The task> Look below and pull out each line with the word "softened".

Input for this task>
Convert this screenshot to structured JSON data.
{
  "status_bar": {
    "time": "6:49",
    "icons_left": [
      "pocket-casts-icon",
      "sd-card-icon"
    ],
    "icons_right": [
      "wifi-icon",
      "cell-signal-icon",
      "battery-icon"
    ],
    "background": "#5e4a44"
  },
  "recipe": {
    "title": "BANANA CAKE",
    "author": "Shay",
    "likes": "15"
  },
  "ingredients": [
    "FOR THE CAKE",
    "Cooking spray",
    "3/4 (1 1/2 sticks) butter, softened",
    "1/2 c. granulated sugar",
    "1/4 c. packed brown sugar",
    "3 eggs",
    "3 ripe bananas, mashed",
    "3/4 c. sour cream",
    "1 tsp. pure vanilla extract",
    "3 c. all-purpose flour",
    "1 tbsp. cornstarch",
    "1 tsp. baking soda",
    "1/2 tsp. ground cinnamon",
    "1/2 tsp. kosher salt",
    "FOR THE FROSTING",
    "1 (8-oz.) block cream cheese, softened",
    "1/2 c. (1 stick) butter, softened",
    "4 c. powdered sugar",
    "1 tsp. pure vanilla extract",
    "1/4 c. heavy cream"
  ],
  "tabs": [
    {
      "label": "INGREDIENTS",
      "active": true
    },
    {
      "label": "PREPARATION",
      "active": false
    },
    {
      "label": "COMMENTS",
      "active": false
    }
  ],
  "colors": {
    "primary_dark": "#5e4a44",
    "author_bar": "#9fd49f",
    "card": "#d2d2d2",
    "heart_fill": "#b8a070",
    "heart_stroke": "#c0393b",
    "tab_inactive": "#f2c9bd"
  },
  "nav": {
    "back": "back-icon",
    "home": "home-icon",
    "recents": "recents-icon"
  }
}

Task output>
    "3/4 (1 1/2 sticks) butter, softened",
    "1 (8-oz.) block cream cheese, softened",
    "1/2 c. (1 stick) butter, softened",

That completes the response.